_EXERCISE_: Every record below needs to be retyped exactly as it appears.

"""

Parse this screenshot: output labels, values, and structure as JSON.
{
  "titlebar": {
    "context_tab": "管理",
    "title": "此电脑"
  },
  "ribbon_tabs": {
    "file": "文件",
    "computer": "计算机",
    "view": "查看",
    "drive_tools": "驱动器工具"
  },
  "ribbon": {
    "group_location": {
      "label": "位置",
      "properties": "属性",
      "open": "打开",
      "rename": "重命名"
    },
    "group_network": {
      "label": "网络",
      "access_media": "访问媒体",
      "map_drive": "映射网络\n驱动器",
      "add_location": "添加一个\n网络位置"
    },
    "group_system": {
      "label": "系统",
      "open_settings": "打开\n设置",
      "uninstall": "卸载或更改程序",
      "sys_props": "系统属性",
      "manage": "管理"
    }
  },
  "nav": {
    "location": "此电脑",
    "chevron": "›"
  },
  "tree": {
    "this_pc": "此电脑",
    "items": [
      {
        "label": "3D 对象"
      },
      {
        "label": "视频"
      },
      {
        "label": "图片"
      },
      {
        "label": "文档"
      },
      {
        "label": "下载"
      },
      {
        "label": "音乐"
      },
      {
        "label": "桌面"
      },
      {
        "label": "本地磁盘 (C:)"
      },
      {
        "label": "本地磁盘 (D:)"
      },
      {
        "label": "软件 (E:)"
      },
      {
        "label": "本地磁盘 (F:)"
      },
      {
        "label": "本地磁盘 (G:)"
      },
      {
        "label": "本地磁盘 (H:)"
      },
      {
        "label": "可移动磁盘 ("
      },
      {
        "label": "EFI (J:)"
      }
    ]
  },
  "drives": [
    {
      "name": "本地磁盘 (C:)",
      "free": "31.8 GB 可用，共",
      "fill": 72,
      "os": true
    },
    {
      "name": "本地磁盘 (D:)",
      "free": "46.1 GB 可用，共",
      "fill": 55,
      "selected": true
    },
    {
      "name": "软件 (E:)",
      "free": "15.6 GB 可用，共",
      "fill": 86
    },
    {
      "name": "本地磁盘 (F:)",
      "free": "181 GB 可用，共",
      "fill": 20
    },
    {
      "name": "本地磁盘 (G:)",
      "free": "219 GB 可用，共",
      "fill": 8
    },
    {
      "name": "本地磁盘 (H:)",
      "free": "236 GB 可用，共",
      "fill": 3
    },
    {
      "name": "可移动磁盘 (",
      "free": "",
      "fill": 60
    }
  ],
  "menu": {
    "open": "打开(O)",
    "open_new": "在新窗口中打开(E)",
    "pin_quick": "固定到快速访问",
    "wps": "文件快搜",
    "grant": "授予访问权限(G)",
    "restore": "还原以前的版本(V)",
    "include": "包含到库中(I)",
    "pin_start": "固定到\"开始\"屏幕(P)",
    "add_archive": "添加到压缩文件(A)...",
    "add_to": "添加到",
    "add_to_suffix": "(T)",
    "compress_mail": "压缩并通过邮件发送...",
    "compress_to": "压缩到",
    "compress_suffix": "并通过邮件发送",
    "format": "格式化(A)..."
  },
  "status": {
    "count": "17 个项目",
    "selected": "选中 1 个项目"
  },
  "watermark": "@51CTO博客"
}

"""

_SOLUTION FOR THIS EXERCISE_:
Parse this screenshot: output labels, values, and structure as JSON.
{
  "titlebar": {
    "context_tab": "管理",
    "title": "此电脑"
  },
  "ribbon_tabs": {
    "file": "文件",
    "computer": "计算机",
    "view": "查看",
    "drive_tools": "驱动器工具"
  },
  "ribbon": {
    "group_location": {
      "label": "位置",
      "properties": "属性",
      "open": "打开",
      "rename": "重命名"
    },
    "group_network": {
      "label": "网络",
      "access_media": "访问媒体",
      "map_drive": "映射网络\n驱动器",
      "add_location": "添加一个\n网络位置"
    },
    "group_system": {
      "label": "系统",
      "open_settings": "打开\n设置",
      "uninstall": "卸载或更改程序",
      "sys_props": "系统属性",
      "manage": "管理"
    }
  },
  "nav": {
    "location": "此电脑",
    "chevron": "›"
  },
  "tree": {
    "this_pc": "此电脑",
    "items": [
      {
        "label": "3D 对象"
      },
      {
        "label": "视频"
      },
      {
        "label": "图片"
      },
      {
        "label": "文档"
      },
      {
        "label": "下载"
      },
      {
        "label": "音乐"
      },
      {
        "label": "桌面"
      },
      {
        "label": "本地磁盘 (C:)"
      },
      {
        "label": "本地磁盘 (D:)"
      },
      {
        "label": "软件 (E:)"
      },
      {
        "label": "本地磁盘 (F:)"
      },
      {
        "label": "本地磁盘 (G:)"
      },
      {
        "label": "本地磁盘 (H:)"
      },
      {
        "label": "可移动磁盘 ("
      },
      {
        "label": "EFI (J:)"
      }
    ]
  },
  "drives": [
    {
      "name": "本地磁盘 (C:)",
      "free": "31.8 GB 可用，共",
      "fill": 72,
      "os": true
    },
    {
      "name": "本地磁盘 (D:)",
      "free": "46.1 GB 可用，共",
      "fill": 55,
      "selected": true
    },
    {
      "name": "软件 (E:)",
      "free": "15.6 GB 可用，共",
      "fill": 86
    },
    {
      "name": "本地磁盘 (F:)",
      "free": "181 GB 可用，共",
      "fill": 20
    },
    {
      "name": "本地磁盘 (G:)",
      "free": "219 GB 可用，共",
      "fill": 8
    },
    {
      "name": "本地磁盘 (H:)",
      "free": "236 GB 可用，共",
      "fill": 3
    },
    {
      "name": "可移动磁盘 (",
      "free": "",
      "fill": 60
    }
  ],
  "menu": {
    "open": "打开(O)",
    "open_new": "在新窗口中打开(E)",
    "pin_quick": "固定到快速访问",
    "wps": "文件快搜",
    "grant": "授予访问权限(G)",
    "restore": "还原以前的版本(V)",
    "include": "包含到库中(I)",
    "pin_start": "固定到\"开始\"屏幕(P)",
    "add_archive": "添加到压缩文件(A)...",
    "add_to": "添加到",
    "add_to_suffix": "(T)",
    "compress_mail": "压缩并通过邮件发送...",
    "compress_to": "压缩到",
    "compress_suffix": "并通过邮件发送",
    "format": "格式化(A)..."
  },
  "status": {
    "count": "17 个项目",
    "selected": "选中 1 个项目"
  },
  "watermark": "@51CTO博客"
}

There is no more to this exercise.